* _What you should do_
Where in the entries below does "backup" appear? Copy every line that has it.

* _Entries provided_
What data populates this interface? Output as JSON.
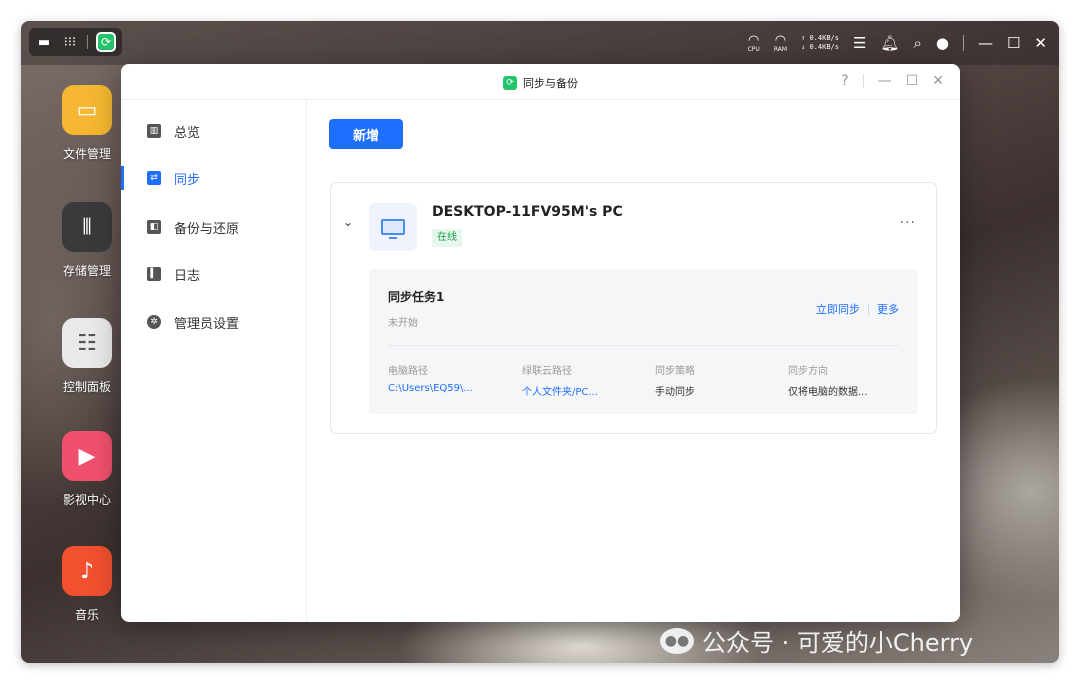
{
  "taskbar": {
    "left_icons": [
      "monitor-icon",
      "apps-grid-icon"
    ],
    "app_icon": "sync-backup-app-icon",
    "cpu_label": "CPU",
    "ram_label": "RAM",
    "net_up": "↑ 0.4KB/s",
    "net_down": "↓ 0.4KB/s",
    "window_controls": [
      "minimize",
      "maximize",
      "close"
    ]
  },
  "dock": {
    "items": [
      {
        "label": "文件管理",
        "icon": "folder-icon",
        "color": "#f5b731"
      },
      {
        "label": "存储管理",
        "icon": "storage-icon",
        "color": "#3a3a3a"
      },
      {
        "label": "控制面板",
        "icon": "sliders-icon",
        "color": "#e9e9e9"
      },
      {
        "label": "影视中心",
        "icon": "video-icon",
        "color": "#f0506e"
      },
      {
        "label": "音乐",
        "icon": "music-icon",
        "color": "#f2502e"
      }
    ]
  },
  "window": {
    "title": "同步与备份",
    "help": "?",
    "colors": {
      "accent": "#1f6fff",
      "success": "#1aa34a"
    }
  },
  "sidebar": {
    "items": [
      {
        "label": "总览",
        "icon": "overview-icon",
        "active": false
      },
      {
        "label": "同步",
        "icon": "sync-icon",
        "active": true
      },
      {
        "label": "备份与还原",
        "icon": "backup-icon",
        "active": false
      },
      {
        "label": "日志",
        "icon": "log-icon",
        "active": false
      },
      {
        "label": "管理员设置",
        "icon": "settings-icon",
        "active": false
      }
    ]
  },
  "main": {
    "add_button": "新增",
    "device": {
      "name": "DESKTOP-11FV95M's PC",
      "status": "在线",
      "more": "···"
    },
    "task": {
      "name": "同步任务1",
      "status": "未开始",
      "sync_now": "立即同步",
      "more": "更多",
      "columns": [
        {
          "header": "电脑路径",
          "value": "C:\\Users\\EQ59\\..."
        },
        {
          "header": "绿联云路径",
          "value": "个人文件夹/PC..."
        },
        {
          "header": "同步策略",
          "value": "手动同步"
        },
        {
          "header": "同步方向",
          "value": "仅将电脑的数据..."
        }
      ]
    }
  },
  "watermark": "公众号 · 可爱的小Cherry"
}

* _Task answer_
    "app_icon": "sync-backup-app-icon",
        "icon": "backup-icon",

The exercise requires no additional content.